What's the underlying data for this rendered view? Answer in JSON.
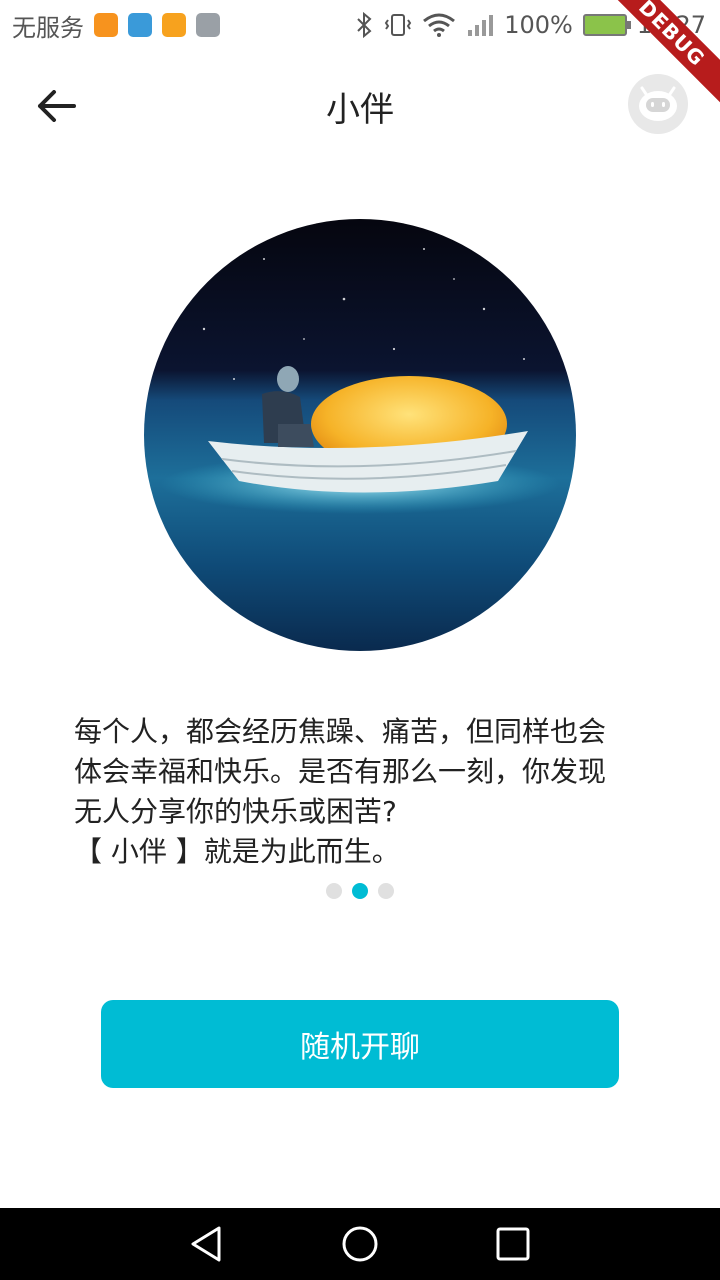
{
  "status_bar": {
    "carrier": "无服务",
    "app_icons": [
      "uc-browser-icon",
      "usb-icon",
      "uc-icon",
      "gallery-icon"
    ],
    "battery": "100%",
    "time": "16:27"
  },
  "debug_banner": "DEBUG",
  "app_bar": {
    "title": "小伴"
  },
  "intro": {
    "lines": [
      "每个人，都会经历焦躁、痛苦，但同样也会",
      "体会幸福和快乐。是否有那么一刻，你发现",
      "无人分享你的快乐或困苦?",
      "【 小伴 】就是为此而生。"
    ],
    "pager": {
      "total": 3,
      "active": 1
    }
  },
  "actions": {
    "random_chat_label": "随机开聊"
  },
  "colors": {
    "accent": "#00bcd4",
    "dot_inactive": "#e0e0e0"
  }
}
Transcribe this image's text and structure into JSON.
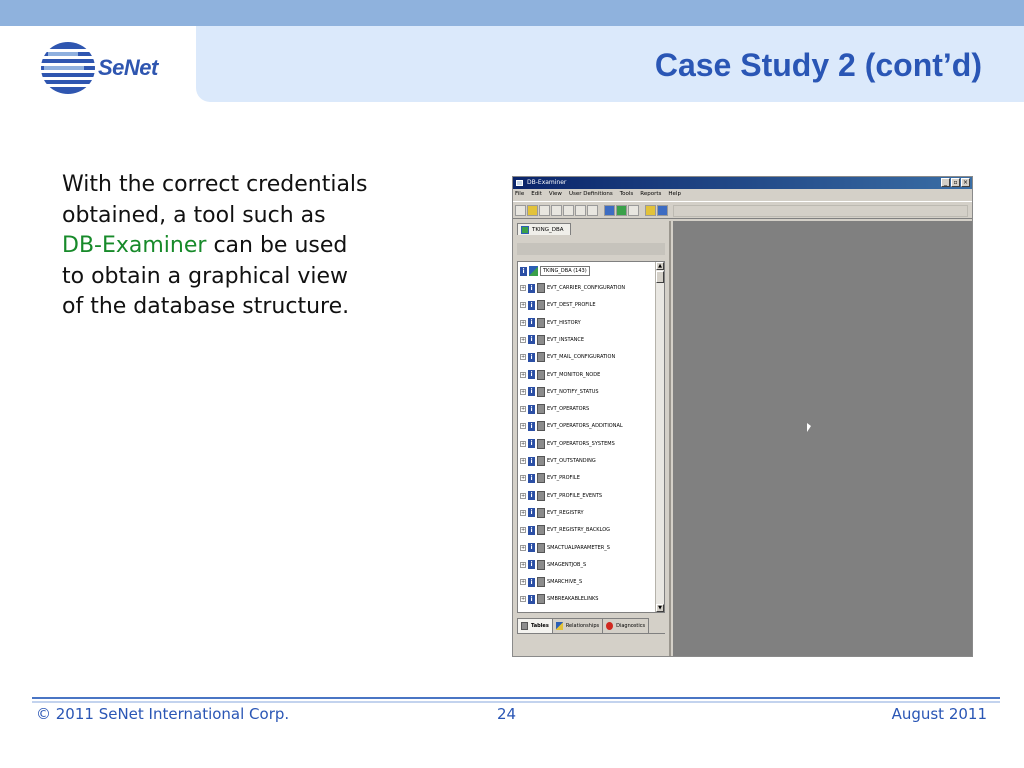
{
  "header": {
    "title": "Case Study 2 (cont’d)",
    "logo_text": "SeNet"
  },
  "content": {
    "line1": "With the correct credentials",
    "line2": "obtained, a tool such as",
    "line3_highlight": "DB-Examiner",
    "line3_rest": " can be used",
    "line4": "to obtain a graphical view",
    "line5": "of the database structure."
  },
  "app": {
    "window_title": "DB-Examiner",
    "window_buttons": [
      "_",
      "▫",
      "×"
    ],
    "menu": [
      "File",
      "Edit",
      "View",
      "User Definitions",
      "Tools",
      "Reports",
      "Help"
    ],
    "db_tab": "TKING_DBA",
    "root_node": "TKING_DBA (143)",
    "tables": [
      "EVT_CARRIER_CONFIGURATION",
      "EVT_DEST_PROFILE",
      "EVT_HISTORY",
      "EVT_INSTANCE",
      "EVT_MAIL_CONFIGURATION",
      "EVT_MONITOR_NODE",
      "EVT_NOTIFY_STATUS",
      "EVT_OPERATORS",
      "EVT_OPERATORS_ADDITIONAL",
      "EVT_OPERATORS_SYSTEMS",
      "EVT_OUTSTANDING",
      "EVT_PROFILE",
      "EVT_PROFILE_EVENTS",
      "EVT_REGISTRY",
      "EVT_REGISTRY_BACKLOG",
      "SMACTUALPARAMETER_S",
      "SMAGENTJOB_S",
      "SMARCHIVE_S",
      "SMBREAKABLELINKS"
    ],
    "bottom_tabs": [
      "Tables",
      "Relationships",
      "Diagnostics"
    ],
    "icons": {
      "expander": "+",
      "info": "i"
    }
  },
  "footer": {
    "copyright": "© 2011 SeNet International Corp.",
    "page": "24",
    "date": "August 2011"
  },
  "colors": {
    "title_blue": "#2a56b5",
    "highlight_green": "#178a2a",
    "header_band": "#8fb2dd",
    "title_panel": "#dbe9fb"
  }
}
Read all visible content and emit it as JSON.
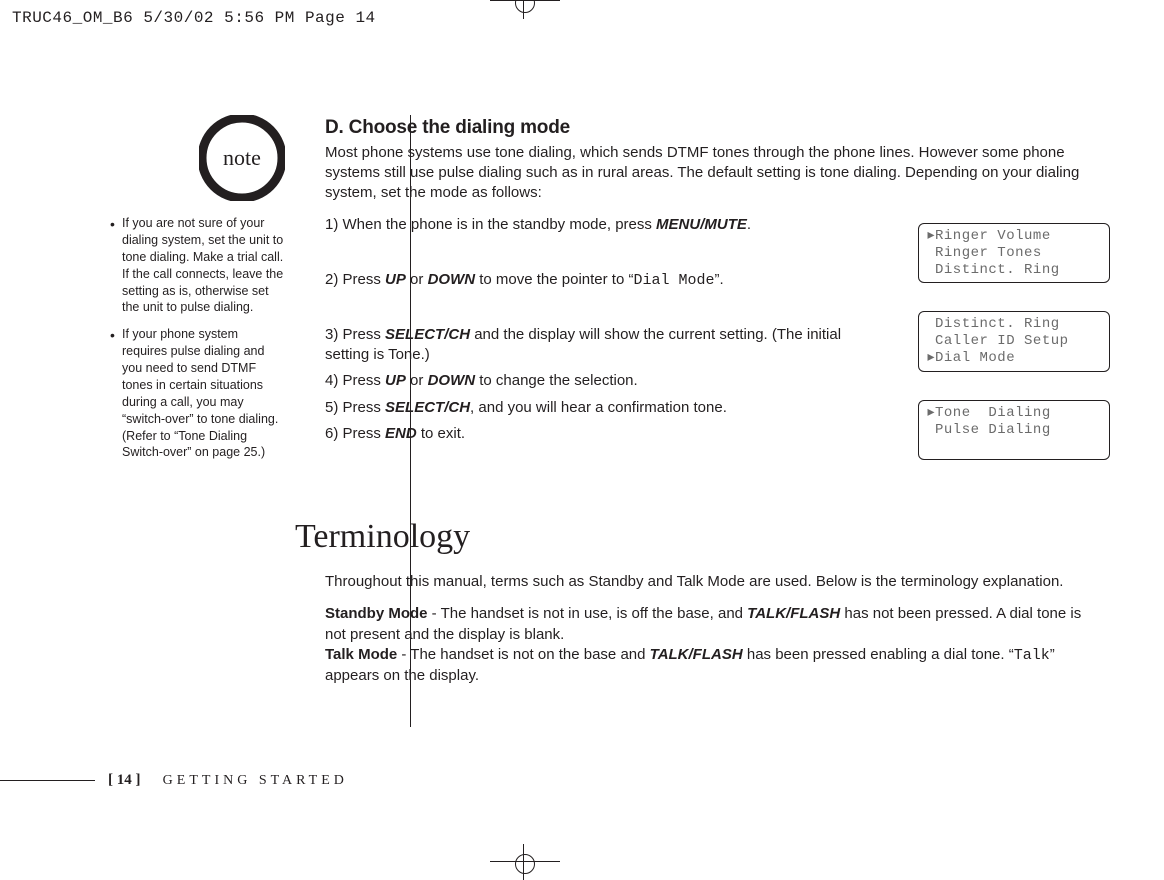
{
  "prepress": {
    "slug": "TRUC46_OM_B6  5/30/02  5:56 PM  Page 14"
  },
  "noteIcon": {
    "label": "note"
  },
  "notes": {
    "items": [
      "If you are not sure of your dialing system, set the unit to tone dialing. Make a trial call. If the call connects, leave the setting as is, otherwise set the unit to pulse dialing.",
      "If your phone system requires pulse dialing and you need to send DTMF tones in certain situations during a call, you may “switch-over” to tone dialing. (Refer to “Tone Dialing Switch-over” on page 25.)"
    ]
  },
  "sectionD": {
    "title": "D. Choose the dialing mode",
    "intro": "Most phone systems use tone dialing, which sends DTMF tones through the phone lines. However some phone systems still use pulse dialing such as in rural areas. The default setting is tone dialing. Depending on your dialing system, set the mode as follows:",
    "steps": [
      {
        "n": "1)",
        "pre": "When the phone is in the standby mode, press ",
        "kw": "MENU/MUTE",
        "post": "."
      },
      {
        "n": "2)",
        "pre": "Press ",
        "kw": "UP",
        "mid": " or ",
        "kw2": "DOWN",
        "post": " to move the pointer to “",
        "mono": "Dial Mode",
        "close": "”."
      },
      {
        "n": "3)",
        "pre": "Press ",
        "kw": "SELECT/CH",
        "post": " and the display will show the current setting. (The initial setting is Tone.)"
      },
      {
        "n": "4)",
        "pre": "Press ",
        "kw": "UP",
        "mid": " or ",
        "kw2": "DOWN",
        "post": " to change the selection."
      },
      {
        "n": "5)",
        "pre": "Press ",
        "kw": "SELECT/CH",
        "post": ", and you will hear a confirmation tone."
      },
      {
        "n": "6)",
        "pre": "Press ",
        "kw": "END",
        "post": " to exit."
      }
    ]
  },
  "lcd": {
    "screens": [
      {
        "lines": [
          {
            "ptr": "▸",
            "text": "Ringer Volume"
          },
          {
            "ptr": " ",
            "text": "Ringer Tones"
          },
          {
            "ptr": " ",
            "text": "Distinct. Ring"
          }
        ]
      },
      {
        "lines": [
          {
            "ptr": " ",
            "text": "Distinct. Ring"
          },
          {
            "ptr": " ",
            "text": "Caller ID Setup"
          },
          {
            "ptr": "▸",
            "text": "Dial Mode"
          }
        ]
      },
      {
        "lines": [
          {
            "ptr": "▸",
            "text": "Tone  Dialing"
          },
          {
            "ptr": " ",
            "text": "Pulse Dialing"
          },
          {
            "ptr": " ",
            "text": ""
          }
        ]
      }
    ]
  },
  "terminology": {
    "heading": "Terminology",
    "intro": "Throughout this manual, terms such as Standby and Talk Mode are used. Below is the terminology explanation.",
    "standby_label": "Standby Mode",
    "standby_text_a": " - The handset is not in use, is off the base, and ",
    "standby_kw": "TALK/FLASH",
    "standby_text_b": " has not been pressed. A dial tone is not present and the display is blank.",
    "talk_label": "Talk Mode",
    "talk_text_a": " - The handset is not on the base and ",
    "talk_kw": "TALK/FLASH",
    "talk_text_b": " has been pressed enabling a dial tone. “",
    "talk_mono": "Talk",
    "talk_text_c": "” appears on the display."
  },
  "footer": {
    "page": "[ 14 ]",
    "section": "GETTING STARTED"
  }
}
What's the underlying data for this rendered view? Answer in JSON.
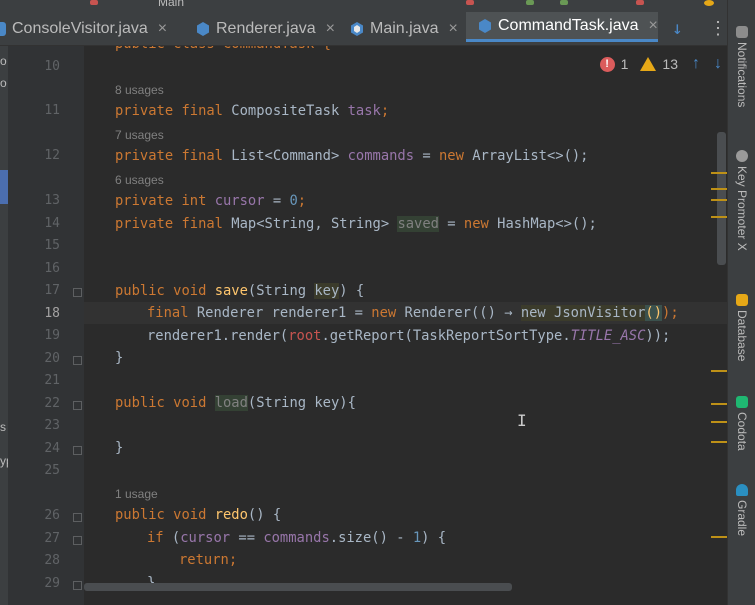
{
  "top_strip_fragment": "Main",
  "tabs": [
    {
      "label": "ConsoleVisitor.java",
      "close": "×"
    },
    {
      "label": "Renderer.java",
      "close": "×"
    },
    {
      "label": "Main.java",
      "close": "×"
    },
    {
      "label": "CommandTask.java",
      "close": "×",
      "active": true
    }
  ],
  "tab_tools": {
    "arrow": "↓",
    "more": "⋮"
  },
  "left_fragments": [
    "o",
    "o",
    "s",
    "yp"
  ],
  "inspection": {
    "errors": "1",
    "warnings": "13",
    "up": "↑",
    "down": "↓"
  },
  "line_numbers": [
    "10",
    "11",
    "12",
    "13",
    "14",
    "15",
    "16",
    "17",
    "18",
    "19",
    "20",
    "21",
    "22",
    "23",
    "24",
    "25",
    "26",
    "27",
    "28",
    "29"
  ],
  "current_line": "18",
  "hints": [
    "8 usages",
    "7 usages",
    "6 usages",
    "1 usage"
  ],
  "code": {
    "l10": "public class CommandTask {",
    "l11_kw": "private final ",
    "l11_type": "CompositeTask ",
    "l11_fld": "task",
    "l11_end": ";",
    "l12_kw": "private final ",
    "l12_type": "List<Command> ",
    "l12_fld": "commands",
    "l12_mid": " = ",
    "l12_new": "new ",
    "l12_end": "ArrayList<>();",
    "l13_kw": "private int ",
    "l13_fld": "cursor",
    "l13_mid": " = ",
    "l13_num": "0",
    "l13_end": ";",
    "l14_kw": "private final ",
    "l14_type": "Map<String, String> ",
    "l14_fld": "saved",
    "l14_mid": " = ",
    "l14_new": "new ",
    "l14_end": "HashMap<>();",
    "l17_kw": "public void ",
    "l17_fn": "save",
    "l17_mid": "(String ",
    "l17_param": "key",
    "l17_end": ") {",
    "l18_kw": "final ",
    "l18_a": "Renderer renderer1 = ",
    "l18_new": "new ",
    "l18_b": "Renderer(() → ",
    "l18_new2": "new ",
    "l18_c": "JsonVisitor",
    "l18_paren": "()",
    "l18_end": ");",
    "l19_a": "renderer1.render(",
    "l19_red": "root",
    "l19_b": ".getReport(TaskReportSortType.",
    "l19_it": "TITLE_ASC",
    "l19_end": "));",
    "l20": "}",
    "l22_kw": "public void ",
    "l22_fn": "load",
    "l22_end": "(String key){",
    "l24": "}",
    "l26_kw": "public void ",
    "l26_fn": "redo",
    "l26_end": "() {",
    "l27_kw": "if ",
    "l27_a": "(",
    "l27_fld": "cursor",
    "l27_b": " == ",
    "l27_fld2": "commands",
    "l27_c": ".size() - ",
    "l27_num": "1",
    "l27_end": ") {",
    "l28_kw": "return",
    "l28_end": ";",
    "l29": "}"
  },
  "right_tools": [
    "Notifications",
    "Key Promoter X",
    "Database",
    "Codota",
    "Gradle"
  ],
  "colors": {
    "accent": "#4a88c7",
    "error": "#db5c5c",
    "warning": "#e6a817",
    "keyword": "#cc7832",
    "field": "#9876aa",
    "function": "#ffc66d"
  }
}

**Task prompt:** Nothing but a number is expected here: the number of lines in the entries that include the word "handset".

**Exercise solution:** 2